January 28: A massive oil spill from an off-shore well occurred off the coast of Santa Barbara, California. It caused the closing of the harbor as oil leached onto the beaches. It was the first oil spill that was ever given coverage on TV as images of sludge-covered seals and sea birds reached into homes across the country. Historians say this event galvanized the people of the state and marked the beginning of state — and later, national — environmental legislation. The disaster inspired Senator Gaylord Nelson (Democrat, Wisconsin) to create the first Earth Day in 1970. Long a proponent of conservation issues, Senator Nelson wanted Earth Day to be a grass-roots effort by the people, with the goal of making the nation’s city, state and national governments aware of environmental issues.

January 30: The Beatles gave their last public performance on the roof of Apple Studios in London. After a few songs, including Get Back and Don’t Let Me Down, noise complaints from nearby office buildings brought the police to the roof to shut the impromptu concert down.
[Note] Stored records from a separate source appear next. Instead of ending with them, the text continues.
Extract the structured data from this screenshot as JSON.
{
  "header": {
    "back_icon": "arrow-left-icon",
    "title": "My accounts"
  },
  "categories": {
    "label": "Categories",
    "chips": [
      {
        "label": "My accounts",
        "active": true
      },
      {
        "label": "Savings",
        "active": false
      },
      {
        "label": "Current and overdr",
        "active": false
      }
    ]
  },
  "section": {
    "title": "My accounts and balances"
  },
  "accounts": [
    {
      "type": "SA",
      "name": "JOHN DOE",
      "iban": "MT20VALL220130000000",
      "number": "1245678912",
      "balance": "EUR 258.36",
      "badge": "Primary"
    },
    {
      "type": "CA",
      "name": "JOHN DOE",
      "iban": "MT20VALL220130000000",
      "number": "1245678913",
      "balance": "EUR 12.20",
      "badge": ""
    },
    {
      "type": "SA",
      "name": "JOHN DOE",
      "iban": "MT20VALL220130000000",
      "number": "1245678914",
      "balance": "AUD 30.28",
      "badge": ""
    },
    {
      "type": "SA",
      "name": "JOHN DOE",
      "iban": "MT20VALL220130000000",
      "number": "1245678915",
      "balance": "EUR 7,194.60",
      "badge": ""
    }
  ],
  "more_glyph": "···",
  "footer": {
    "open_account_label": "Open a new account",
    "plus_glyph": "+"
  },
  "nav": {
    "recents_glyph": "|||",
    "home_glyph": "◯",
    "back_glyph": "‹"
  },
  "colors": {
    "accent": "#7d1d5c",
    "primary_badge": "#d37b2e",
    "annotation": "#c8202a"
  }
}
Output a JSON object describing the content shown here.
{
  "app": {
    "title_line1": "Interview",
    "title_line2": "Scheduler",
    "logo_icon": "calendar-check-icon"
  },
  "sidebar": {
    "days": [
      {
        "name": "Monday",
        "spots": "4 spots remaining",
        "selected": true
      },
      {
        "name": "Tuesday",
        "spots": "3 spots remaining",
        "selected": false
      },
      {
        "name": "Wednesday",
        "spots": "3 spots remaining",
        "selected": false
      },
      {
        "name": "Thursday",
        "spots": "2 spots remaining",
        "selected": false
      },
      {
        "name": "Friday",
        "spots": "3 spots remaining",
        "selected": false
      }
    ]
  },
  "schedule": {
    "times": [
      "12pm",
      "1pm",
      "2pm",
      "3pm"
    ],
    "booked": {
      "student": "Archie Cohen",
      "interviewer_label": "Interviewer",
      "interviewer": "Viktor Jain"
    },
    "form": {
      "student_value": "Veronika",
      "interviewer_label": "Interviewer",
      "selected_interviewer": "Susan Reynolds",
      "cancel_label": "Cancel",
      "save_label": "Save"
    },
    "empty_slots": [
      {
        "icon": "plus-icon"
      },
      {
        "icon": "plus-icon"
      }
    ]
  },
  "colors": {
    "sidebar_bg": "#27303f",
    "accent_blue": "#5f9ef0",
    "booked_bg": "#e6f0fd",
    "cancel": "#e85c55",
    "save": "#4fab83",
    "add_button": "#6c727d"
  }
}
The 42-minute show was filmed and recorded with two eight-track machines in the basement, five floors below, and became the basis of the Let It Be film and album in 1970.

Nixon was sworn in as president, the Space Race was going full tilt, and the Vietnam War raged on. The Beatles played on a rooftop, and Led Zeppelin hit the shores of the U.S. Fifty years ago, the month of January was a momentous beginning to what would prove to be yet another historic year in the lives of boomers.

What event from January of 1969 looms large in your memory, boomers?